__Exercise description__
From the records below, find each line with the string "name" and copy it.

__Data about app and page elements__
[Start of Attachment]
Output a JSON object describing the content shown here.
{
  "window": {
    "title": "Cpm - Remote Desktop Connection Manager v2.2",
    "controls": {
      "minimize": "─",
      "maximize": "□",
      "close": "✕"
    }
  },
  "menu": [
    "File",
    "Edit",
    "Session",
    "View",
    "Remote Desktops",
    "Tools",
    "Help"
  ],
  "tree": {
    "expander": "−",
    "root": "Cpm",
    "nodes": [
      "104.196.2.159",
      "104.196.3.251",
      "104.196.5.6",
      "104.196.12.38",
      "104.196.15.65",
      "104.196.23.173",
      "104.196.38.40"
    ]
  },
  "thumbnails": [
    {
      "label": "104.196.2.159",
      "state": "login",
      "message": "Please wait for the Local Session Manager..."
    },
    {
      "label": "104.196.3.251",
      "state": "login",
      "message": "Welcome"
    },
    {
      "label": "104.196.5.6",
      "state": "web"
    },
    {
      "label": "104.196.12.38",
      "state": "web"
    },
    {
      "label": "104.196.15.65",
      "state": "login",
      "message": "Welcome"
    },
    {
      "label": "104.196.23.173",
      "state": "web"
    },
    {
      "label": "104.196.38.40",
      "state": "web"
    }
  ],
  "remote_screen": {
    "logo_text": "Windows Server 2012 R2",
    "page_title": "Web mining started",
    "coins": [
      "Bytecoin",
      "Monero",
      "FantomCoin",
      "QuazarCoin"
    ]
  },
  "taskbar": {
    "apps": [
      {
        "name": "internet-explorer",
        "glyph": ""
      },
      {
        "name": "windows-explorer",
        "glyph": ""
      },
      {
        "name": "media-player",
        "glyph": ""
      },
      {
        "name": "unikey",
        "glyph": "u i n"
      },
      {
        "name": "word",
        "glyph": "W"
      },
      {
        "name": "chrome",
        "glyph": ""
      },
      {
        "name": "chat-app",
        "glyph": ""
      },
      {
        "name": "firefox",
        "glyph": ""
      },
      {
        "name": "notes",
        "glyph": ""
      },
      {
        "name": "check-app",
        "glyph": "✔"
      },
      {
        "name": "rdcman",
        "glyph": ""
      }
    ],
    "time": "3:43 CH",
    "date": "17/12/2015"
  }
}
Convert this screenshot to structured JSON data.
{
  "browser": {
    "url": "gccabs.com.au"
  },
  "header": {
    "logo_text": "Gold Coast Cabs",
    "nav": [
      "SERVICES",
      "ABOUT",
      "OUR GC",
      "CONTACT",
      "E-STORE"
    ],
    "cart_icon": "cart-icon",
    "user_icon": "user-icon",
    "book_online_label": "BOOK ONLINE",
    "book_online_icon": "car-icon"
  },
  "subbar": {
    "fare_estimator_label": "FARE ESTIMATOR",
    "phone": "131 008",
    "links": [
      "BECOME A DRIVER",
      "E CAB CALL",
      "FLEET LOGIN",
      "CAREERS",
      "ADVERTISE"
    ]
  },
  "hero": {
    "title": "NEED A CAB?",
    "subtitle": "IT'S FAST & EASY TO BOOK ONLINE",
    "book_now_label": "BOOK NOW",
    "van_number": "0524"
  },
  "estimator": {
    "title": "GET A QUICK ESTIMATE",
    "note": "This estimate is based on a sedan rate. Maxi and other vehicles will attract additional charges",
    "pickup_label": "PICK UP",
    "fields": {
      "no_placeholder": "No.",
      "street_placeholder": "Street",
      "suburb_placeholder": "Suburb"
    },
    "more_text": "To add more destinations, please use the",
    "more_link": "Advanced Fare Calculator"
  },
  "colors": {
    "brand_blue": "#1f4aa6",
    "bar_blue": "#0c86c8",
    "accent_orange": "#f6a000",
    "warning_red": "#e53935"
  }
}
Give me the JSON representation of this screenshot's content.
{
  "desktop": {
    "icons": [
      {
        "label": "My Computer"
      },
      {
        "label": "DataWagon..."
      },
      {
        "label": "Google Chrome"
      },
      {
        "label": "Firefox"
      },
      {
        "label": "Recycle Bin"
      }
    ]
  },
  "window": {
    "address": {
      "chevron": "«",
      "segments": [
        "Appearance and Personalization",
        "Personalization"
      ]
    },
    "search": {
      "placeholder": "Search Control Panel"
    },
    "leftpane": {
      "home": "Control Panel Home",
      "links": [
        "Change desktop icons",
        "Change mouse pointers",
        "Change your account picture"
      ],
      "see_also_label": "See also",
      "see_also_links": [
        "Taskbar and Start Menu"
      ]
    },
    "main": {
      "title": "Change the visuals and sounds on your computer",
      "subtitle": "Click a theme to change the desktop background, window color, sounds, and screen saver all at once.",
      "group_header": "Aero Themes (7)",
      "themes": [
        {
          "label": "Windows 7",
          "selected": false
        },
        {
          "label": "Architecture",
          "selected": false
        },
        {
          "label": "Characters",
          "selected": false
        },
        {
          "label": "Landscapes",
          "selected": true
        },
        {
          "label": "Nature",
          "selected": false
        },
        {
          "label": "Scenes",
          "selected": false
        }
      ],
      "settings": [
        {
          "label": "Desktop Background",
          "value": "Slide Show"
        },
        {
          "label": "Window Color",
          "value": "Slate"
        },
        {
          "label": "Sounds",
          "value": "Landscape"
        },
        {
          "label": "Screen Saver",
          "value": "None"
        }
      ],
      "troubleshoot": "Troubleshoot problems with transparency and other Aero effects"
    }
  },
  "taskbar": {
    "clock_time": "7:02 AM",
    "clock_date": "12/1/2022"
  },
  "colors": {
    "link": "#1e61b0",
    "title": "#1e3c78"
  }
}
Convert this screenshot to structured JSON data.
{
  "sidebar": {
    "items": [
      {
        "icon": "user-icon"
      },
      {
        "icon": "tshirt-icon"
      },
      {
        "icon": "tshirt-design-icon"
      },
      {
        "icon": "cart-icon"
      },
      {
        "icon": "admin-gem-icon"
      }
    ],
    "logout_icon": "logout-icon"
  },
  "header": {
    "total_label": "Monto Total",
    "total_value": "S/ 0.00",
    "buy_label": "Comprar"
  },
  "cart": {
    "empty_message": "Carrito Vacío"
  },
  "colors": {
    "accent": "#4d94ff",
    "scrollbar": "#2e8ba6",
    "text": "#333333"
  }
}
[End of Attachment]
__Solution below__
        "name": "internet-explorer",
        "name": "windows-explorer",
        "name": "media-player",
        "name": "unikey",
        "name": "word",
        "name": "chrome",
        "name": "chat-app",
        "name": "firefox",
        "name": "notes",
        "name": "check-app",
        "name": "rdcman",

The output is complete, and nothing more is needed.